The son of Sir Graeme Douglas has described the death of his father as the loss of a legend but says his legacy will live on in Douglas Pharmaceuticals.
Sir Graeme, the founder of Douglas Pharmaceuticals, died overnight Thursday at the age of 87.
Sir Graeme launched Douglas Pharmaceuticals in 1967 and grew the business to an international exporter which today employs 450 staff.
Staff were told of his passing away this morning in an email from son Jeff Douglas who took over as managing director of the company in 2014.
"It is with deep regret that I advise you all that my father passed away peacefully last night, " he wrote.
"He was surrounded by family and in the comfort of his own home. For 87 years he lived a very healthy life, apart from a few replacement joints, and that is something we are all grateful for."
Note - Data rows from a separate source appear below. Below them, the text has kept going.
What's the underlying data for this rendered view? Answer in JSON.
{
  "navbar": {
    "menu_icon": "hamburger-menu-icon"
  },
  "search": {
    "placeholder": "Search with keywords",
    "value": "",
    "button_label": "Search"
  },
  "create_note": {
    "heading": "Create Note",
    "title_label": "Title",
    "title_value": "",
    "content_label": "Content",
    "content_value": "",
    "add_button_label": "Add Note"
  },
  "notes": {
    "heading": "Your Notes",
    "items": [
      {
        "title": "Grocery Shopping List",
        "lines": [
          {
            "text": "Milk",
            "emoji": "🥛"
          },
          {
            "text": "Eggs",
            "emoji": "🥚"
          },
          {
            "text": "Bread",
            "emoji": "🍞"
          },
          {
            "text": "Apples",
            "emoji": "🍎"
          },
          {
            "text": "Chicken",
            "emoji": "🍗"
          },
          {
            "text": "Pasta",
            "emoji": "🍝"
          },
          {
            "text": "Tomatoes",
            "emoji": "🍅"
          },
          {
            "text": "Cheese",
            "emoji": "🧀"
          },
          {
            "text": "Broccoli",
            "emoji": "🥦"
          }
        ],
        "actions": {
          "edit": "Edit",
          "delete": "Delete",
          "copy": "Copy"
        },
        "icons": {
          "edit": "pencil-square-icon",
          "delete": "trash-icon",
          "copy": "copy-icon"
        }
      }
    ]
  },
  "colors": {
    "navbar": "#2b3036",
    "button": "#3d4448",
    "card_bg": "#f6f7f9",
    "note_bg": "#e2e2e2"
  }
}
Jeff said his dad's greatest passion was the company and even in his illness he maintained a strong interested in the company's activities.
He worked four days a week up until recently.
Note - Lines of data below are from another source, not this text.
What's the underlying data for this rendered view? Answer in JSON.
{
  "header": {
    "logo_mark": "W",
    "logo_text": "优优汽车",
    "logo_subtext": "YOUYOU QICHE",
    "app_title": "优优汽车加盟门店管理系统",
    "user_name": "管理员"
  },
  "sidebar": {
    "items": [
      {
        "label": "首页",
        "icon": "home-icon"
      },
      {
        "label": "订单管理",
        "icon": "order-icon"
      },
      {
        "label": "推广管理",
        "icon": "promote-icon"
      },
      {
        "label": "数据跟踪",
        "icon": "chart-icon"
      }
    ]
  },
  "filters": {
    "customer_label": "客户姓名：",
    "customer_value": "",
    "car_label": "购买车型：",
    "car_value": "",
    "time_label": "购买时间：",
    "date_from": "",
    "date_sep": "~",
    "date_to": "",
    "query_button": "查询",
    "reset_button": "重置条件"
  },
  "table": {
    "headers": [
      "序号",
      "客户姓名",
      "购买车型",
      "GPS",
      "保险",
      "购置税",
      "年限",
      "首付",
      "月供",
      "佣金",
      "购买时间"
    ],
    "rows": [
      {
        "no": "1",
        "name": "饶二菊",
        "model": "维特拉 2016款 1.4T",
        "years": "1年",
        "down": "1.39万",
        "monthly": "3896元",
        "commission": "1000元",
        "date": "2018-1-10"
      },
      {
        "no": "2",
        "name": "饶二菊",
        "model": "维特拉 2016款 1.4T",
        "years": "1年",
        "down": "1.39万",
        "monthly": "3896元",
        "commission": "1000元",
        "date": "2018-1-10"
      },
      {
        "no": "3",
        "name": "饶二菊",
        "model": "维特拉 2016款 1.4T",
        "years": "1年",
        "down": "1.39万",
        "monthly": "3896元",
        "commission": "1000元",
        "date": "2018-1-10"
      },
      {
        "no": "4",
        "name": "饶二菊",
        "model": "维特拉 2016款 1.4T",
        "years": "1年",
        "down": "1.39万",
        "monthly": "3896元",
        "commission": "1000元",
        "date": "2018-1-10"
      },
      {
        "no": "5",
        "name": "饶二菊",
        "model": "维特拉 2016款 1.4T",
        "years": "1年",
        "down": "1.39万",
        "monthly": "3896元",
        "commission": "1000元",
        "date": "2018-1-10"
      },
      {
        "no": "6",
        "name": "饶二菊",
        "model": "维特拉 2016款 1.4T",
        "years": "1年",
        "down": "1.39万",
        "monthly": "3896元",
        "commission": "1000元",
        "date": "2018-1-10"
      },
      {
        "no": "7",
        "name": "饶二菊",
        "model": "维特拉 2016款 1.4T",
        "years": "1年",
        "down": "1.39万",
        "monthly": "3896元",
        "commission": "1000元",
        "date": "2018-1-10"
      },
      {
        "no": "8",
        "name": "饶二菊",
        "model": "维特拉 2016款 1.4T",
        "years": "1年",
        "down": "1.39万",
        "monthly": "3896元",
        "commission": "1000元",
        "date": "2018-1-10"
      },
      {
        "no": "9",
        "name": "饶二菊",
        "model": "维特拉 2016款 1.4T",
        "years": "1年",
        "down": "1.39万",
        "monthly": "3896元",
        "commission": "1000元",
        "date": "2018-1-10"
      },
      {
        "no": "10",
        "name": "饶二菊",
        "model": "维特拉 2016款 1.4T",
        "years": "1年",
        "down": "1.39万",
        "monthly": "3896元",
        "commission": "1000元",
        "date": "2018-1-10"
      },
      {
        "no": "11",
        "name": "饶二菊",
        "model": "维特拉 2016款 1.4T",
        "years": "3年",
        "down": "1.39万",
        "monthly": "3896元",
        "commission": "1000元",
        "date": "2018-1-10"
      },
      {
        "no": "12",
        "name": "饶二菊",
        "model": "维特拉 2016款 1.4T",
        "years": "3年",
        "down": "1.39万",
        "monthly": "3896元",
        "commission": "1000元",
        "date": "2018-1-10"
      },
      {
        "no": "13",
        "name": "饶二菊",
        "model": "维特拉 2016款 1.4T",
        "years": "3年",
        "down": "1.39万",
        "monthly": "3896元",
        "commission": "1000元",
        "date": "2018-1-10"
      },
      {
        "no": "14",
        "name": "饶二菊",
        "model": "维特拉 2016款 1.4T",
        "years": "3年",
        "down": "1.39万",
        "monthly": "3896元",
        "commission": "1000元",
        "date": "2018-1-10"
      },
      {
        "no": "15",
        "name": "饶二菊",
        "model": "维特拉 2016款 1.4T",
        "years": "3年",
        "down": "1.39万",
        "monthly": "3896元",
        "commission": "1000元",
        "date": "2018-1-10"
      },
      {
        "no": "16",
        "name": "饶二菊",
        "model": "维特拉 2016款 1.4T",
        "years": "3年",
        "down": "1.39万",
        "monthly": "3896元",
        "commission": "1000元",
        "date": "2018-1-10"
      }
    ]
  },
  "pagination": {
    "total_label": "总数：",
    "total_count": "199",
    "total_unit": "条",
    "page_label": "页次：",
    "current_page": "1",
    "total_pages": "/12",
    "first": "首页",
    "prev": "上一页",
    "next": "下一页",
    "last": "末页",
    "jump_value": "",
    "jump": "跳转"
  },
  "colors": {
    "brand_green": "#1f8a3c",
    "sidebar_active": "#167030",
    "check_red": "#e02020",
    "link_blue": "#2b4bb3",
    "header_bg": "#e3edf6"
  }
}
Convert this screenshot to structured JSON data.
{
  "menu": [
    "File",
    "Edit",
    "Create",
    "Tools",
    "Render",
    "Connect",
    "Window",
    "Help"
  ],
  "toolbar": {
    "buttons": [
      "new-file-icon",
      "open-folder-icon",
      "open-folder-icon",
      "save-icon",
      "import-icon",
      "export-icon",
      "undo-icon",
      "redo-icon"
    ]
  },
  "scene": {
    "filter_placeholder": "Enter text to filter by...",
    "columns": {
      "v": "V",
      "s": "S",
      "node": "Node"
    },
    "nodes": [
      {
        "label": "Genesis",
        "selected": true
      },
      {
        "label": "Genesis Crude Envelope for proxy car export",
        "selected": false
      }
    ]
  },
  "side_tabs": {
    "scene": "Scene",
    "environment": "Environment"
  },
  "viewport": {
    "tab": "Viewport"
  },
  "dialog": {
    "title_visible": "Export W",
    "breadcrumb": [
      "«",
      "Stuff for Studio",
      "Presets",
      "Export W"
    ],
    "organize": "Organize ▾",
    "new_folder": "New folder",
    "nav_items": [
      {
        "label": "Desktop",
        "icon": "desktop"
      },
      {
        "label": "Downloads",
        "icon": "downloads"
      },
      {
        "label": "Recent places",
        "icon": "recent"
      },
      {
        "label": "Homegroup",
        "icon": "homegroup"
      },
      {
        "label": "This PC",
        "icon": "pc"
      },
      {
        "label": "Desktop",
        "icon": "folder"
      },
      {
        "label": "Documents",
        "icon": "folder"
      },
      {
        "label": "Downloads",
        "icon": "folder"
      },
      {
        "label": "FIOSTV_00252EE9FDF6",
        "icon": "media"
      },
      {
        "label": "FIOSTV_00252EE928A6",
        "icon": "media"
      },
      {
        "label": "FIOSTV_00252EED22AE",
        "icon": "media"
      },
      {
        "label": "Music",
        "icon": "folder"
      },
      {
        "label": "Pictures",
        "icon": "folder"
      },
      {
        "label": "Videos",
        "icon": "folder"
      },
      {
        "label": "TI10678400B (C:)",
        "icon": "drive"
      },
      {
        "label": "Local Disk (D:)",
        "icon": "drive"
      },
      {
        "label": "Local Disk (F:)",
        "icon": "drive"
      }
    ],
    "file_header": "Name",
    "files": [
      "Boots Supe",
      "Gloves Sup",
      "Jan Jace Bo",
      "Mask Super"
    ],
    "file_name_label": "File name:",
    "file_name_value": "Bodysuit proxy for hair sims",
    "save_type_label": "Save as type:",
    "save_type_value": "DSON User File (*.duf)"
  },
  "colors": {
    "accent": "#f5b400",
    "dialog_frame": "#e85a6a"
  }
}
"On September 1st we lost a legend but together we can continue his legacy."
Jeff said his father's proudest moments would probably have been developing a new morphine drug for palliative care patients and the respect the company had gained from doing business all around the world.
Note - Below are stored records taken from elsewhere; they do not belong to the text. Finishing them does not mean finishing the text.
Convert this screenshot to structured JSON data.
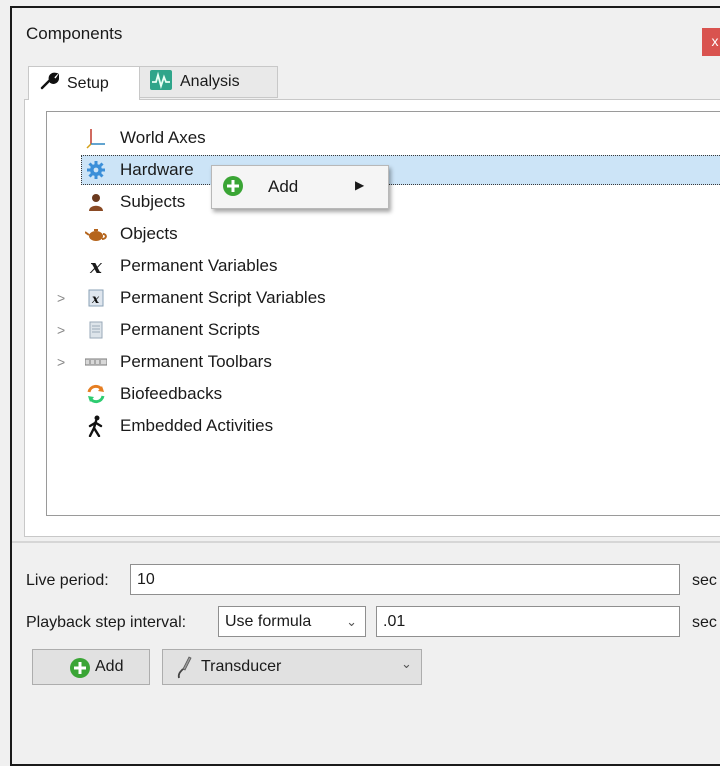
{
  "window": {
    "title": "Components",
    "close_label": "x"
  },
  "tabs": [
    {
      "label": "Setup",
      "icon": "wrench-icon",
      "active": true
    },
    {
      "label": "Analysis",
      "icon": "analysis-wave-icon",
      "active": false
    }
  ],
  "tree": {
    "items": [
      {
        "label": "World Axes",
        "icon": "axes-icon",
        "expandable": false
      },
      {
        "label": "Hardware",
        "icon": "gear-icon",
        "expandable": false,
        "selected": true
      },
      {
        "label": "Subjects",
        "icon": "person-icon",
        "expandable": false
      },
      {
        "label": "Objects",
        "icon": "teapot-icon",
        "expandable": false
      },
      {
        "label": "Permanent Variables",
        "icon": "variable-x-icon",
        "expandable": false
      },
      {
        "label": "Permanent Script Variables",
        "icon": "script-variable-icon",
        "expandable": true
      },
      {
        "label": "Permanent Scripts",
        "icon": "script-icon",
        "expandable": true
      },
      {
        "label": "Permanent Toolbars",
        "icon": "toolbar-icon",
        "expandable": true
      },
      {
        "label": "Biofeedbacks",
        "icon": "biofeedback-icon",
        "expandable": false
      },
      {
        "label": "Embedded Activities",
        "icon": "walking-icon",
        "expandable": false
      }
    ]
  },
  "context_menu": {
    "items": [
      {
        "label": "Add",
        "icon": "add-circle-icon",
        "has_submenu": true
      }
    ]
  },
  "settings": {
    "live_period_label": "Live period:",
    "live_period_value": "10",
    "live_period_unit": "sec",
    "playback_label": "Playback step interval:",
    "playback_mode": "Use formula",
    "playback_value": ".01",
    "playback_unit": "sec"
  },
  "bottom": {
    "add_label": "Add",
    "type_selected": "Transducer"
  },
  "colors": {
    "accent_green": "#3aa535",
    "selection": "#cce4f7",
    "close_red": "#d9534f"
  }
}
"I've had calls from Spain, Singapore and Austria today," he said, also noting more than 500 emails he had received from people offering condolences.
As well as his business interests Sir Graeme was known for his generosity to charity.
In 2010 the family behind Douglas Pharmaceuticals gave the Starship $3 million, the largest personal donation ever for the children's hospital, to help pay for a new medical scanner.
Sir Graeme, a regular donor to the Starship, said he and his wife quickly decided to make the donation after he was taken on a tour of the hospital and learned the Starship Foundation charity was trying to raise money for the scanner.
"It gives us great pleasure to ensure Starship hospital has its own MRI facility to avoid the delays and discomfort currently experienced by young patients," he said at the time.
In the same year Douglas was made a Knight Companion of the New Zealand Order of Merit in the honours.
He received the award for his services to philanthropy and athletics.
Douglas started the business making a few products from his community pharmacy in Te Atatu South and it grew from there.
The company set up its first manufacturing site in the 1980s and began making generic medication.
By the 1990s it expanded its focus to the export market and now makes 70 per cent of its turnover through exports.
Its domestic operation is worth more than $57 million annually and it supplies close to 30 products to more than 35 countries around the world.
Sir Graeme's funeral will be held on Wednesday.